Informality, Innovation, and Aggregate Productivity Growth
informality, innovation, productivity growth, total factor productivity
This paper investigates how the costs of innovation in the formal sector temper or magnify the impacts of traditional policy levers such as taxation on sectoral choice. I embed a decision whether to operate formally or informally into a richer, general equilibrium model. Formal firms are subject to taxation, but they can improve their productivity through process innovation. Informal firms can potentially avoid taxation, and their productivity is determined by productivity growth in the formal sector. I find that changing tax rates from 50% to 60% decreases formal‐sector participation by 20.9%; however, this percentage falls by 10% when the cost of innovation is lower in the formal sector. The model also illustrates how changes in tax policy affect total factor productivity growth by limiting both the number of formal‐sector firms and the intensity of innovation.
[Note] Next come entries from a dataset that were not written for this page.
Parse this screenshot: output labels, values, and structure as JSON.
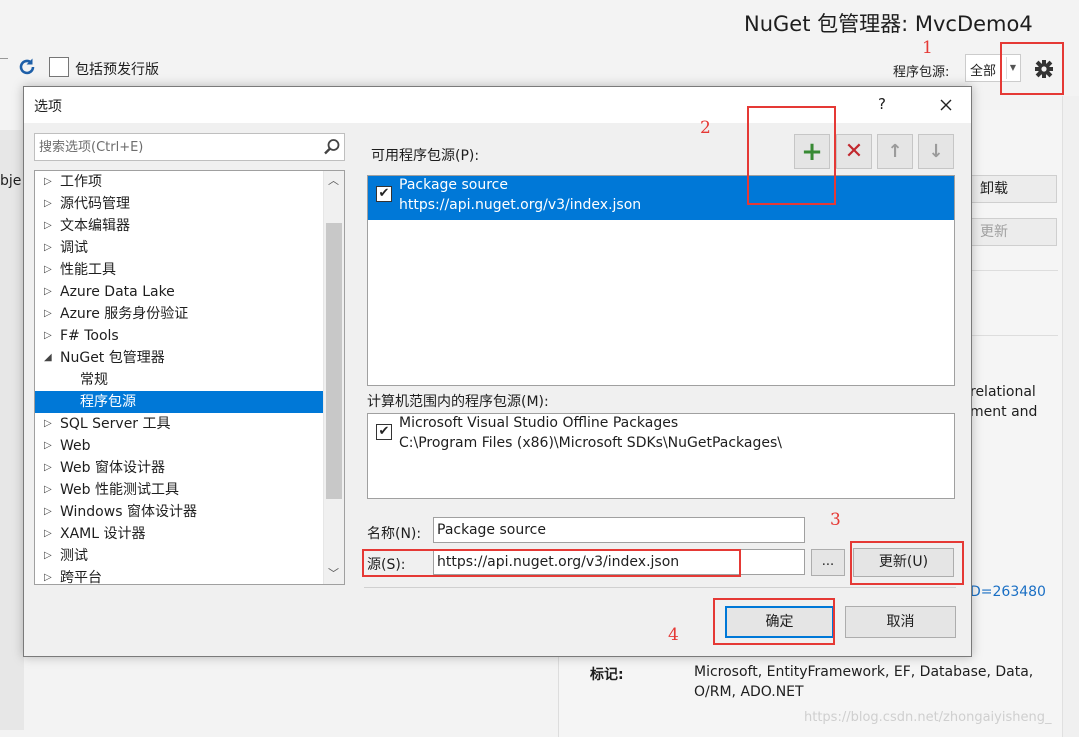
{
  "background": {
    "title": "NuGet 包管理器: MvcDemo4",
    "include_prerelease_label": "包括预发行版",
    "package_source_label": "程序包源:",
    "package_source_value": "全部",
    "left_text_fragment": "bje",
    "uninstall_label": "卸载",
    "update_label": "更新",
    "desc_line1": "relational",
    "desc_line2": "ment and",
    "link_fragment": "D=263480",
    "tags_label": "标记:",
    "tags_line1": "Microsoft, EntityFramework, EF, Database, Data,",
    "tags_line2": "O/RM, ADO.NET"
  },
  "dialog": {
    "title": "选项",
    "help": "?",
    "search_placeholder": "搜索选项(Ctrl+E)",
    "tree": [
      {
        "label": "工作项",
        "arrow": "▷",
        "child": false,
        "selected": false
      },
      {
        "label": "源代码管理",
        "arrow": "▷",
        "child": false,
        "selected": false
      },
      {
        "label": "文本编辑器",
        "arrow": "▷",
        "child": false,
        "selected": false
      },
      {
        "label": "调试",
        "arrow": "▷",
        "child": false,
        "selected": false
      },
      {
        "label": "性能工具",
        "arrow": "▷",
        "child": false,
        "selected": false
      },
      {
        "label": "Azure Data Lake",
        "arrow": "▷",
        "child": false,
        "selected": false
      },
      {
        "label": "Azure 服务身份验证",
        "arrow": "▷",
        "child": false,
        "selected": false
      },
      {
        "label": "F# Tools",
        "arrow": "▷",
        "child": false,
        "selected": false
      },
      {
        "label": "NuGet 包管理器",
        "arrow": "◢",
        "child": false,
        "selected": false
      },
      {
        "label": "常规",
        "arrow": "",
        "child": true,
        "selected": false
      },
      {
        "label": "程序包源",
        "arrow": "",
        "child": true,
        "selected": true
      },
      {
        "label": "SQL Server 工具",
        "arrow": "▷",
        "child": false,
        "selected": false
      },
      {
        "label": "Web",
        "arrow": "▷",
        "child": false,
        "selected": false
      },
      {
        "label": "Web 窗体设计器",
        "arrow": "▷",
        "child": false,
        "selected": false
      },
      {
        "label": "Web 性能测试工具",
        "arrow": "▷",
        "child": false,
        "selected": false
      },
      {
        "label": "Windows 窗体设计器",
        "arrow": "▷",
        "child": false,
        "selected": false
      },
      {
        "label": "XAML 设计器",
        "arrow": "▷",
        "child": false,
        "selected": false
      },
      {
        "label": "测试",
        "arrow": "▷",
        "child": false,
        "selected": false
      },
      {
        "label": "跨平台",
        "arrow": "▷",
        "child": false,
        "selected": false
      }
    ],
    "available_sources_label": "可用程序包源(P):",
    "available_sources": [
      {
        "name": "Package source",
        "url": "https://api.nuget.org/v3/index.json",
        "checked": true
      }
    ],
    "machine_sources_label": "计算机范围内的程序包源(M):",
    "machine_sources": [
      {
        "name": "Microsoft Visual Studio Offline Packages",
        "path": "C:\\Program Files (x86)\\Microsoft SDKs\\NuGetPackages\\",
        "checked": true
      }
    ],
    "name_label": "名称(N):",
    "name_value": "Package source",
    "source_label": "源(S):",
    "source_value": "https://api.nuget.org/v3/index.json",
    "browse_label": "...",
    "update_label": "更新(U)",
    "ok_label": "确定",
    "cancel_label": "取消"
  },
  "annotations": {
    "numbers": [
      "1",
      "2",
      "3",
      "4"
    ],
    "color": "#e53935"
  },
  "watermark": "https://blog.csdn.net/zhongaiyisheng_",
  "colors": {
    "selection": "#0078d7",
    "add_green": "#388a34",
    "remove_red": "#c1272d",
    "link_blue": "#1a6fc4"
  }
}
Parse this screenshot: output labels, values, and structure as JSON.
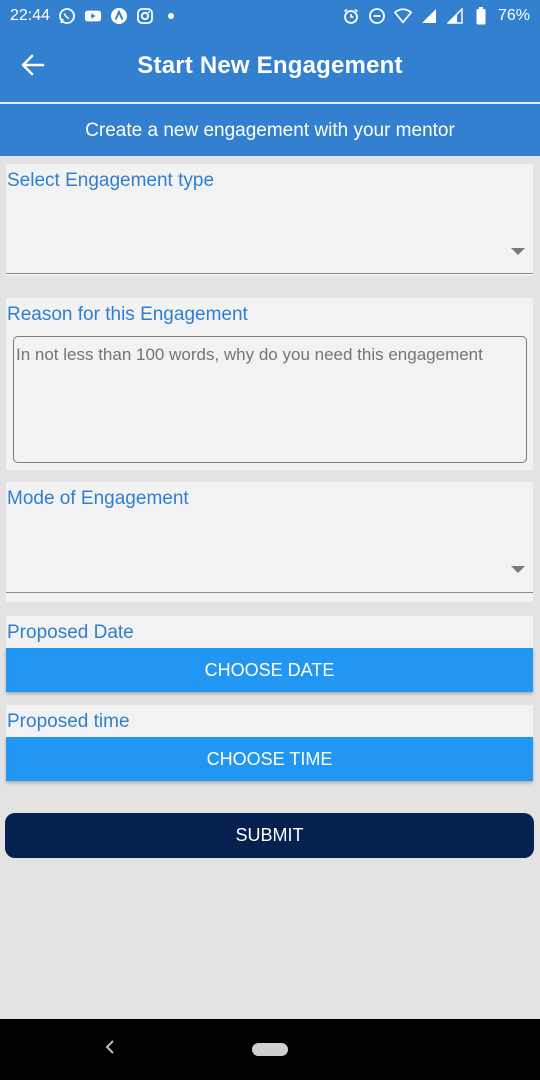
{
  "status_bar": {
    "time": "22:44",
    "battery": "76%",
    "left_icons": [
      "whatsapp-icon",
      "youtube-icon",
      "app-icon",
      "instagram-icon",
      "dot-icon"
    ],
    "right_icons": [
      "alarm-icon",
      "dnd-icon",
      "wifi-icon",
      "signal-icon",
      "signal-icon",
      "battery-icon"
    ]
  },
  "app_bar": {
    "title": "Start New Engagement",
    "back_icon": "arrow-left-icon"
  },
  "subheader": "Create a new engagement with your mentor",
  "form": {
    "engagement_type": {
      "label": "Select Engagement type",
      "value": ""
    },
    "reason": {
      "label": "Reason for this Engagement",
      "placeholder": "In not less than 100 words, why do you need this engagement"
    },
    "mode": {
      "label": "Mode of Engagement",
      "value": ""
    },
    "date": {
      "label": "Proposed Date",
      "button": "CHOOSE DATE"
    },
    "time": {
      "label": "Proposed time",
      "button": "CHOOSE TIME"
    },
    "submit": "SUBMIT"
  },
  "colors": {
    "primary": "#3380d0",
    "label": "#2f7fd0",
    "button": "#2196f3",
    "submit": "#062050"
  }
}
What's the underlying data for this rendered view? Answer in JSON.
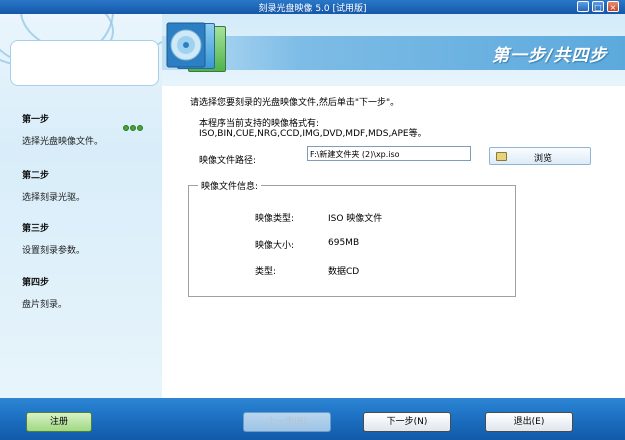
{
  "window": {
    "title": "刻录光盘映像 5.0 [试用版]",
    "controls": [
      "minimize",
      "maximize",
      "close"
    ]
  },
  "header": {
    "banner_text": "第一步/共四步"
  },
  "steps": [
    {
      "title": "第一步",
      "desc": "选择光盘映像文件。",
      "active": true
    },
    {
      "title": "第二步",
      "desc": "选择刻录光驱。"
    },
    {
      "title": "第三步",
      "desc": "设置刻录参数。"
    },
    {
      "title": "第四步",
      "desc": "盘片刻录。"
    }
  ],
  "main": {
    "instruction": "请选择您要刻录的光盘映像文件,然后单击\"下一步\"。",
    "supported_title": "本程序当前支持的映像格式有:",
    "supported_formats": "ISO,BIN,CUE,NRG,CCD,IMG,DVD,MDF,MDS,APE等。",
    "path_label": "映像文件路径:",
    "path_value": "F:\\新建文件夹 (2)\\xp.iso",
    "browse_label": "浏览",
    "info_group_title": "映像文件信息:",
    "info": [
      {
        "label": "映像类型:",
        "value": "ISO 映像文件"
      },
      {
        "label": "映像大小:",
        "value": "695MB"
      },
      {
        "label": "类型:",
        "value": "数据CD"
      }
    ]
  },
  "footer": {
    "register": "注册",
    "prev": "上一步(B)",
    "next": "下一步(N)",
    "exit": "退出(E)"
  },
  "colors": {
    "title_bar": "#1557a9",
    "bottom_bar": "#1a6cbf",
    "banner": "#5ca9dd",
    "active_indicator": "#49a23a"
  }
}
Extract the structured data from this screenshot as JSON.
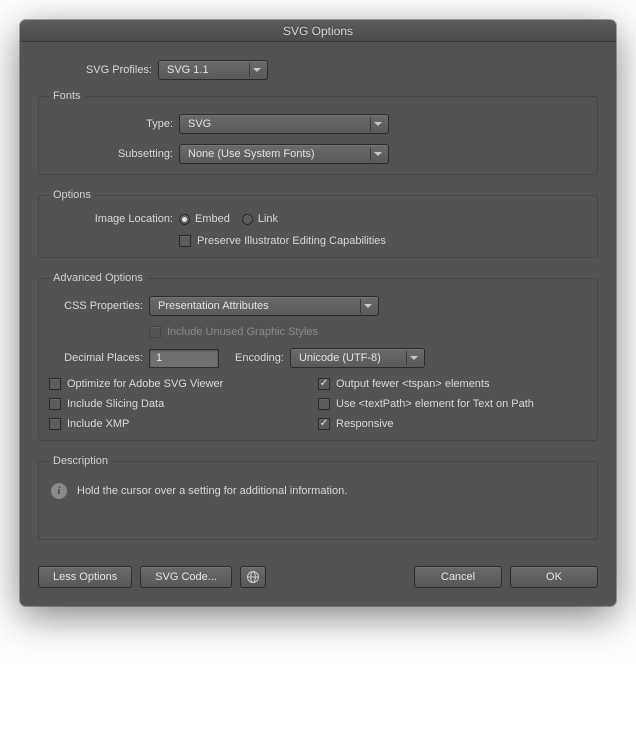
{
  "title": "SVG Options",
  "profiles": {
    "label": "SVG Profiles:",
    "value": "SVG 1.1"
  },
  "fonts": {
    "legend": "Fonts",
    "type": {
      "label": "Type:",
      "value": "SVG"
    },
    "subsetting": {
      "label": "Subsetting:",
      "value": "None (Use System Fonts)"
    }
  },
  "options": {
    "legend": "Options",
    "imageLocation": {
      "label": "Image Location:",
      "embed": "Embed",
      "link": "Link",
      "selected": "embed"
    },
    "preserve": {
      "label": "Preserve Illustrator Editing Capabilities",
      "checked": false
    }
  },
  "advanced": {
    "legend": "Advanced Options",
    "css": {
      "label": "CSS Properties:",
      "value": "Presentation Attributes"
    },
    "includeUnused": {
      "label": "Include Unused Graphic Styles",
      "checked": false,
      "disabled": true
    },
    "decimal": {
      "label": "Decimal Places:",
      "value": "1"
    },
    "encoding": {
      "label": "Encoding:",
      "value": "Unicode (UTF-8)"
    },
    "checks": {
      "optimize": {
        "label": "Optimize for Adobe SVG Viewer",
        "checked": false
      },
      "outputFewer": {
        "label": "Output fewer <tspan> elements",
        "checked": true
      },
      "slicing": {
        "label": "Include Slicing Data",
        "checked": false
      },
      "textPath": {
        "label": "Use <textPath> element for Text on Path",
        "checked": false
      },
      "xmp": {
        "label": "Include XMP",
        "checked": false
      },
      "responsive": {
        "label": "Responsive",
        "checked": true
      }
    }
  },
  "description": {
    "legend": "Description",
    "text": "Hold the cursor over a setting for additional information."
  },
  "footer": {
    "lessOptions": "Less Options",
    "svgCode": "SVG Code...",
    "cancel": "Cancel",
    "ok": "OK"
  }
}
These results indicate a potential mechanism to induce firms to operate formally or mitigate harmful impacts of necessary tax changes.
Review of Development Economics